- Use pillows or some other firm support when sitting in a chair or couch watching television. Don't use the arm of the chair or couch for a headrest. This strains your neck.
- When lifting, don't bend from the waist. Squat down by bending both knees, keeping your back straight. This way, you are using your arms and shouldersâ€”not your backâ€”to do the lifting.
- When vacuuming, use the "fencer's stance" by putting all of your weight on one foot while stepping back and forward with your other. Use the back foot as a pivot when you need to turn
- Make sure your body is properly conditioned when doing outside work. Warmed-up muscles will be less likely to tighten up or snap when under the strains of bending, pulling, pushing, reaching, or stooping. You can warm up by taking a brisk walk or doing simple stretching exercises, such as knee-to-chest pulls, trunk rotations, and side bends with hands above your head and fingers locked.
- Always carry objects close to your body, near your center of gravity. This minimizes the strain to your lower back and neck.
- Change positions if you're involved in doing a task such as kneeling or sitting. This will improve your circulation and mobility. Don't overdo it. Alternate between several tasks to keep yourself alert, and take regular rest breaks.

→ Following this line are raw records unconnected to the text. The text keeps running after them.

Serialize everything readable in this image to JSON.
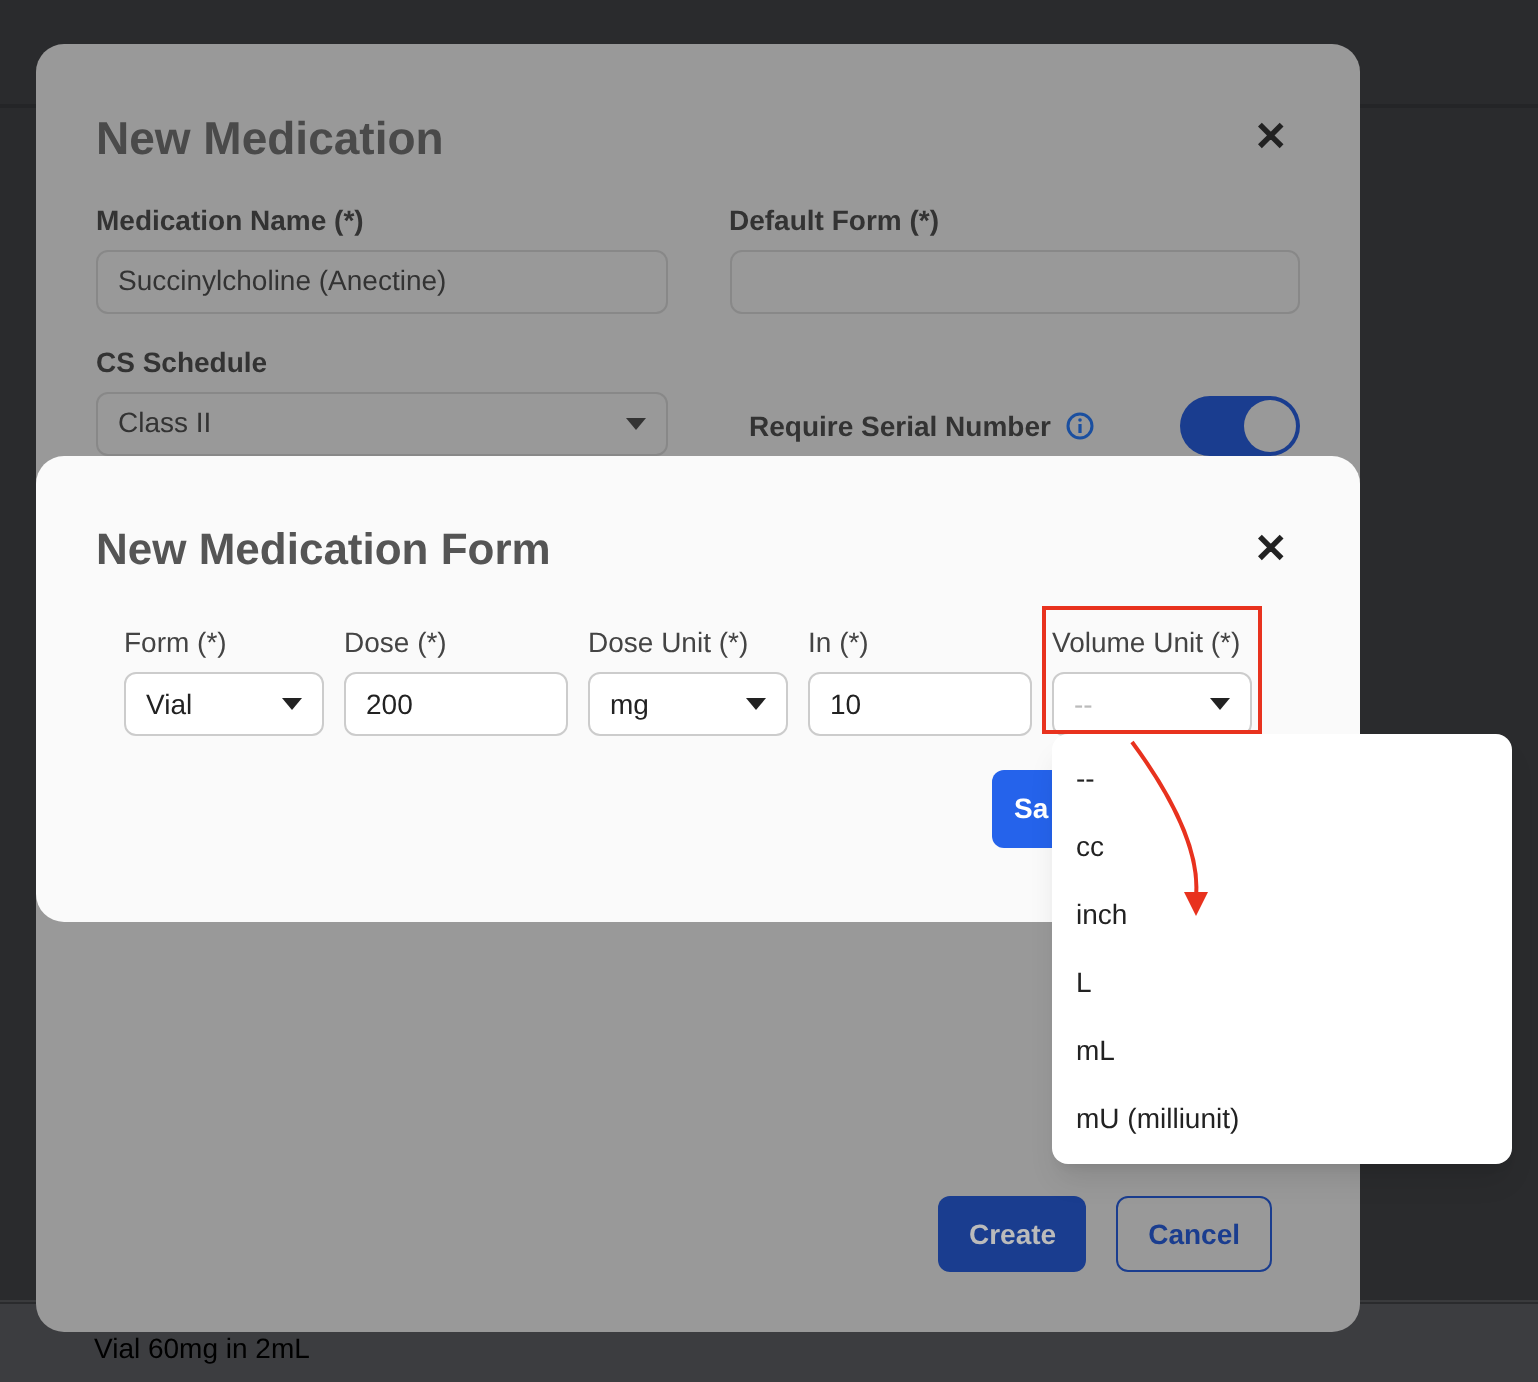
{
  "background": {
    "row_text": "Vial 60mg in 2mL"
  },
  "medication_dialog": {
    "title": "New Medication",
    "close": "✕",
    "medication_name": {
      "label": "Medication Name (*)",
      "value": "Succinylcholine (Anectine)"
    },
    "default_form": {
      "label": "Default Form (*)"
    },
    "cs_schedule": {
      "label": "CS Schedule",
      "value": "Class II"
    },
    "require_serial_number": {
      "label": "Require Serial Number",
      "on": true
    },
    "buttons": [
      {
        "label": "Create",
        "kind": "primary"
      },
      {
        "label": "Cancel",
        "kind": "secondary"
      }
    ]
  },
  "form_dialog": {
    "title": "New Medication Form",
    "close": "✕",
    "fields": [
      {
        "label": "Form (*)",
        "kind": "select",
        "value": "Vial"
      },
      {
        "label": "Dose (*)",
        "kind": "text",
        "value": "200"
      },
      {
        "label": "Dose Unit (*)",
        "kind": "select",
        "value": "mg"
      },
      {
        "label": "In (*)",
        "kind": "text",
        "value": "10"
      },
      {
        "label": "Volume Unit (*)",
        "kind": "select",
        "placeholder": "--"
      }
    ],
    "save_button": "Sa"
  },
  "dropdown": {
    "options": [
      "--",
      "cc",
      "inch",
      "L",
      "mL",
      "mU (milliunit)"
    ]
  }
}
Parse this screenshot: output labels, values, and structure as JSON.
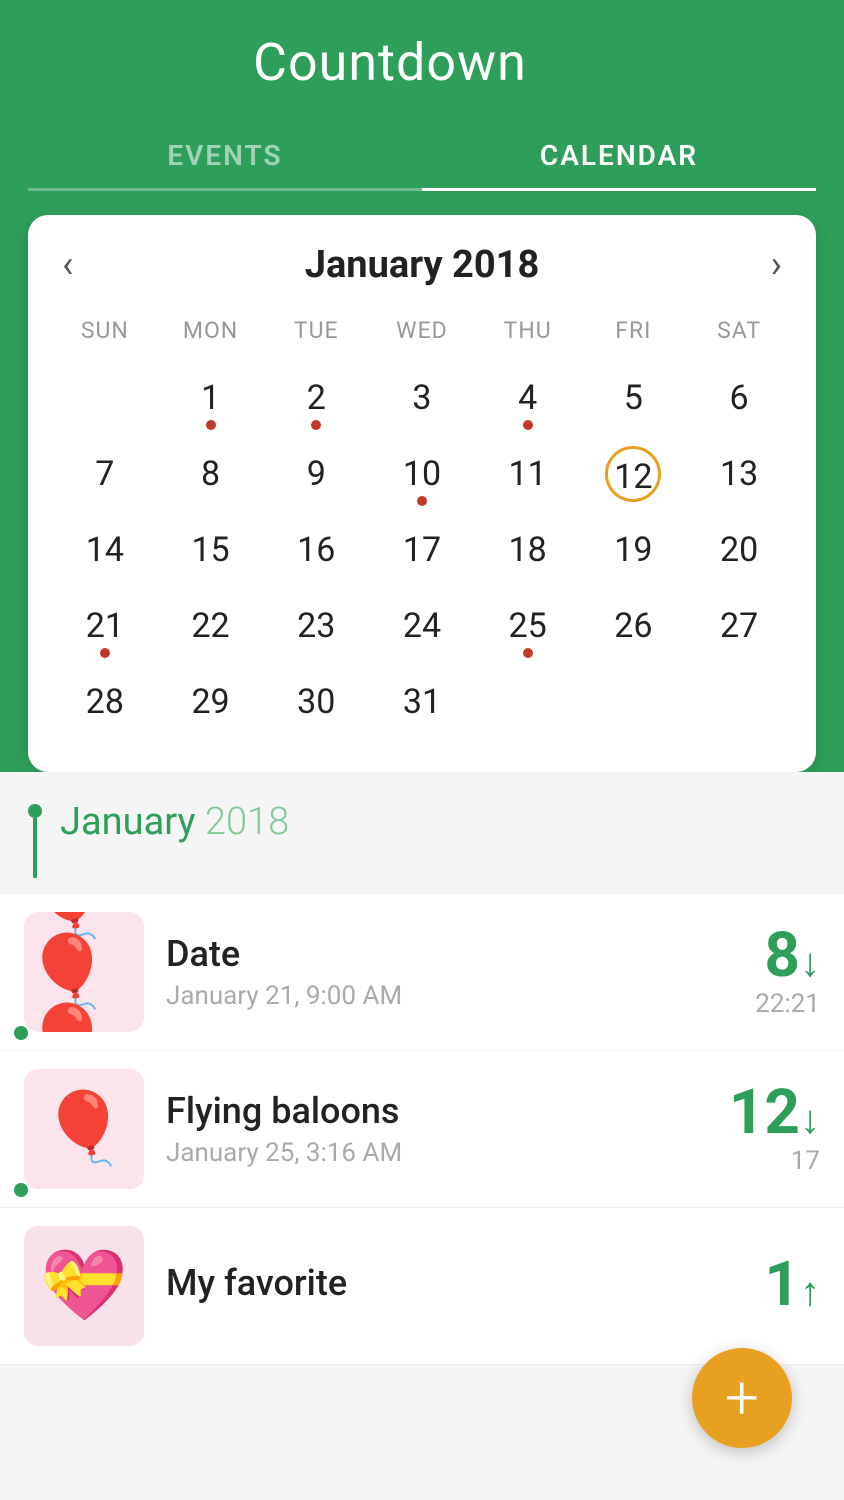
{
  "header": {
    "title": "Countdown",
    "icon_hamburger": "☰",
    "icon_check_cloud": "✓",
    "icon_palette": "🎨",
    "icon_filter": "≡"
  },
  "tabs": [
    {
      "id": "events",
      "label": "EVENTS",
      "active": false
    },
    {
      "id": "calendar",
      "label": "CALENDAR",
      "active": true
    }
  ],
  "calendar": {
    "month_title": "January 2018",
    "prev_label": "‹",
    "next_label": "›",
    "weekdays": [
      "SUN",
      "MON",
      "TUE",
      "WED",
      "THU",
      "FRI",
      "SAT"
    ],
    "today_day": 12,
    "weeks": [
      [
        null,
        1,
        2,
        3,
        4,
        5,
        6
      ],
      [
        7,
        8,
        9,
        10,
        11,
        12,
        13
      ],
      [
        14,
        15,
        16,
        17,
        18,
        19,
        20
      ],
      [
        21,
        22,
        23,
        24,
        25,
        26,
        27
      ],
      [
        28,
        29,
        30,
        31,
        null,
        null,
        null
      ]
    ],
    "dots": [
      1,
      2,
      4,
      10,
      21,
      25
    ]
  },
  "events_section": {
    "month_label": "January",
    "year_label": "2018"
  },
  "events": [
    {
      "id": "date-event",
      "title": "Date",
      "date": "January 21, 9:00 AM",
      "countdown_num": "8",
      "countdown_arrow": "↓",
      "countdown_time": "22:21",
      "emoji": "🎈"
    },
    {
      "id": "flying-baloons",
      "title": "Flying baloons",
      "date": "January 25, 3:16 AM",
      "countdown_num": "12",
      "countdown_arrow": "↓",
      "countdown_time": "17",
      "emoji": "🎈"
    },
    {
      "id": "my-favorite",
      "title": "My favorite",
      "date": "",
      "countdown_num": "1",
      "countdown_arrow": "↑",
      "countdown_time": "",
      "emoji": "💝"
    }
  ],
  "fab": {
    "label": "+"
  }
}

- Let your arms, legs and thighs (not your back) do the work when lifting heavy items, such as bags of mulch or dirt. Bend and straighten at the knees instead of your back and hips. Never pick up a load that causes you to grunt â€“ this is your body telling you that you're overdoing it.
- The longer the handle on your garden tools, the greater leverage you have and the less force and twisting motions you need to perform routine tasks. Imagine having to rake leaves with a six-inch handle. The longer the handle, the less work and strain. This is especially true for chores involving raking, digging, pushing, and mowing. When doing ground-level chores, such as weeding or planting, do not repeatedly bend over. Rather, get close to the ground by either kneeling or sitting (foam pads or small benches are made especially for these kinds of chores). When doing prolonged tasks, such as raking, hoeing, or digging, frequently switch hands. This helps to maximize the amount of energy reserves you use in muscles on both sides of your body.
- Repetitive motion on one side of your body can lead to serious problems, such as muscle spasms in the neck, shoulder, and lower back. When you stand up after crouching or kneeling for a long period of time, do so slowly and gently to avoid muscle pulls or even joint dislocations. Straighten your legs at the knees, and do not lift your torso at the waist.
- If you have asthma or allergies, wear a mask
- Stand as straight as possible, and keep your head up as you rake or mow.
- Try to mow during the early morning and early evening hours, when the sun is not so hot.
- Drink plenty of liquids to keep your muscles hydrated.
- Protect yourself by wearing a hat, shoes, earplugs, and protective glasses.
- Use as much as your body weight as possible to move your mower (unless it is self-propelled). This will minimize excessive strain to your arms and back.
- When picking up piles of leaves or grass from the grass catcher, bend at your knees, not at your waist.
- When raking leaves, use a "scissors" stance. This entails keeping your right foot forward and left foot back for a few minutes. Occasionally switch by putting your left foot forward and right foot back. Always bend at your knees, not the waist, as you pick up leaves. Make piles small to minimize the possibility of straining your back.